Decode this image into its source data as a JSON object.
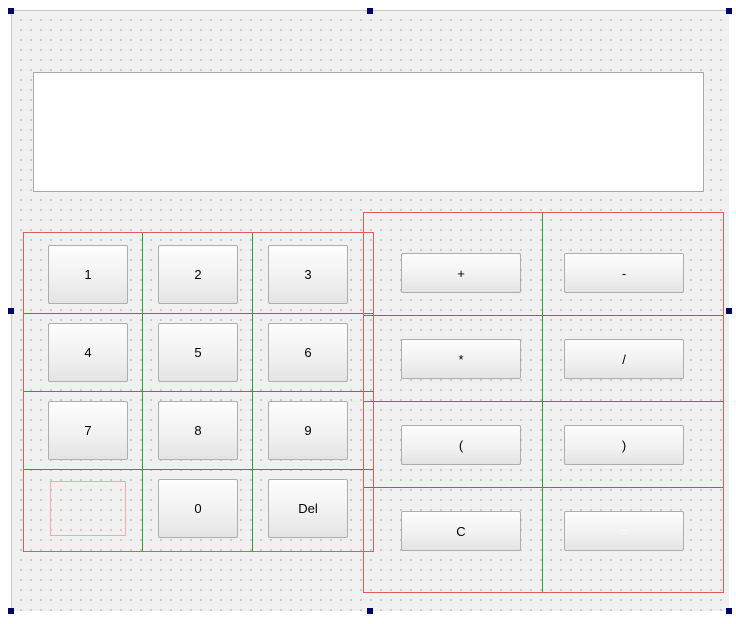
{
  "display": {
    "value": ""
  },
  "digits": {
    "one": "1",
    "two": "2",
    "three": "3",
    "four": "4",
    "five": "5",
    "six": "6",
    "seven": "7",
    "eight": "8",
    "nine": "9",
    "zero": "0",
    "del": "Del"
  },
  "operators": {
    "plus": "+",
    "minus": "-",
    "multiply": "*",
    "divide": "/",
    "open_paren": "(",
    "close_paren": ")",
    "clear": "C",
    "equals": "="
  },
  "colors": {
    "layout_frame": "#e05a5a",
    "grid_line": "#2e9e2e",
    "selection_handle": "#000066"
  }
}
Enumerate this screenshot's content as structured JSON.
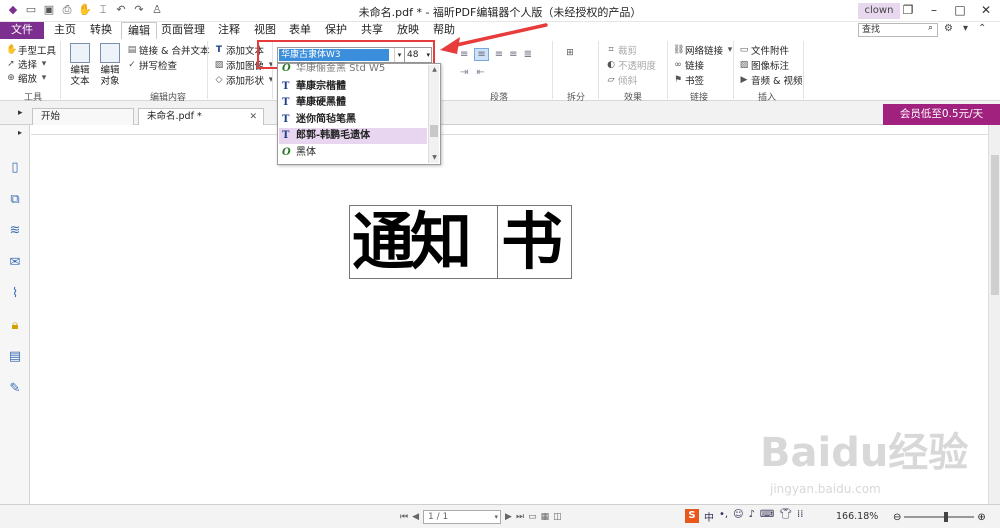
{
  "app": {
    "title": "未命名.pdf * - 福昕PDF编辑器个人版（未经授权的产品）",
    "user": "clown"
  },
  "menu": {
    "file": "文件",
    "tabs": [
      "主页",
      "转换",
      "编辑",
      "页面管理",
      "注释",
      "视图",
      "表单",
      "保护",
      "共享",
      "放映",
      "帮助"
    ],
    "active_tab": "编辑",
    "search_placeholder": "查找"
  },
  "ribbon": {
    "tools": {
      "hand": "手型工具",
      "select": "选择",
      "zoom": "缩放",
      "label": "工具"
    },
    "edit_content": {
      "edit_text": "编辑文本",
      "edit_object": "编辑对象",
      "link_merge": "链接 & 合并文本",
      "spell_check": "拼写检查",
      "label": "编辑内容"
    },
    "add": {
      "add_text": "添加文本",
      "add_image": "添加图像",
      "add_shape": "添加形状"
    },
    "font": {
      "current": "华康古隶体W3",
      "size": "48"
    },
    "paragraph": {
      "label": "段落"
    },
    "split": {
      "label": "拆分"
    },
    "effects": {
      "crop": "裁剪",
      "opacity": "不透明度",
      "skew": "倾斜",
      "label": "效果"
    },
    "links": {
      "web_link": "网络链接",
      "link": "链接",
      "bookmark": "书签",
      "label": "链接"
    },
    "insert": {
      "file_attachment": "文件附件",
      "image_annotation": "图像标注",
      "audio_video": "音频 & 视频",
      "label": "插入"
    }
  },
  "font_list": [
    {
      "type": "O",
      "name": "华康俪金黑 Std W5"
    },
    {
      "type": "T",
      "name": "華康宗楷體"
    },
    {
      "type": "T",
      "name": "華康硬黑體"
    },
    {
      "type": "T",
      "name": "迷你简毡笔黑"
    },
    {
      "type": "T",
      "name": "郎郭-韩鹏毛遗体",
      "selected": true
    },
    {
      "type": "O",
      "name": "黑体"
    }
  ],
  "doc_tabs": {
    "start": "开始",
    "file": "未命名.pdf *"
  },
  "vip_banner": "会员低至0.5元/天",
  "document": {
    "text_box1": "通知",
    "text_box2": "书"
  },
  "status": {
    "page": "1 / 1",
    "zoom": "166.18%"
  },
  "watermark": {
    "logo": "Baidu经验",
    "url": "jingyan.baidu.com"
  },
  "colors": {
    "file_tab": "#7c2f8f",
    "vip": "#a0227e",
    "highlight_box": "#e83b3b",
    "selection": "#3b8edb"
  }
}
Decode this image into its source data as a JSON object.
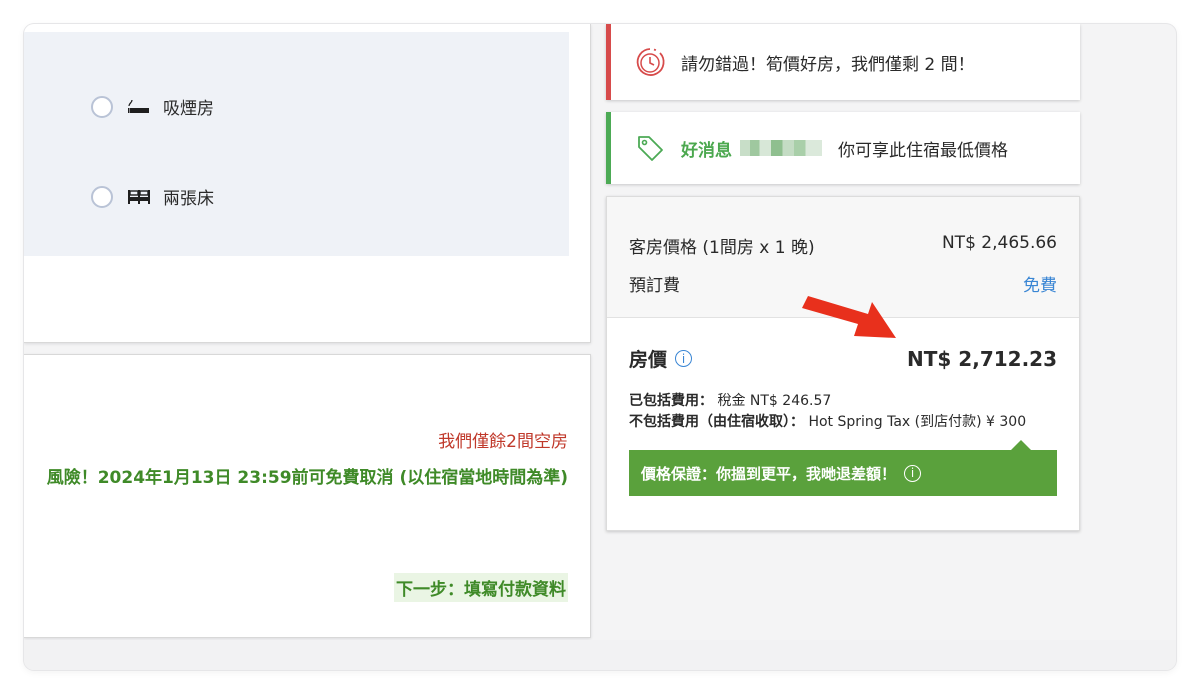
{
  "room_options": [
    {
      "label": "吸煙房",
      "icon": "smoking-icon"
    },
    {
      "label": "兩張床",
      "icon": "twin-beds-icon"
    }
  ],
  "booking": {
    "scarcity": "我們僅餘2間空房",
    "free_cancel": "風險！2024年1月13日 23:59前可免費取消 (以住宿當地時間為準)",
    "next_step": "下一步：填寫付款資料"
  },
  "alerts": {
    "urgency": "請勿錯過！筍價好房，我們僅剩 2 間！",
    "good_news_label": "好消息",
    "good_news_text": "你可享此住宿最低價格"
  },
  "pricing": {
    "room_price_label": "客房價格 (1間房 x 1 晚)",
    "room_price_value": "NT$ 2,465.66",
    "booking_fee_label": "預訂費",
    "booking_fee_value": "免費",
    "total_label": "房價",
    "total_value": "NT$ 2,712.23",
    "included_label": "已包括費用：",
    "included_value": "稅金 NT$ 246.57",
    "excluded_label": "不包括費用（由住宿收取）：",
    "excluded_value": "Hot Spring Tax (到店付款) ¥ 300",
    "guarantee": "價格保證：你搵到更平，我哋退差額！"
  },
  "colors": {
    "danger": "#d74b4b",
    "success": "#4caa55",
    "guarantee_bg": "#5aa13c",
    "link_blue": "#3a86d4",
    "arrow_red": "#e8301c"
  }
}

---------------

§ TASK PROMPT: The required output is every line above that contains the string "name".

§ SOLUTION TO THE EXERCISE:
      "name": "华康俪金黑 Std W5"
      "name": "華康宗楷體"
      "name": "華康硬黑體"
      "name": "迷你简毡笔黑"
      "name": "郎郭-韩鹏毛遗体",
      "name": "黑体"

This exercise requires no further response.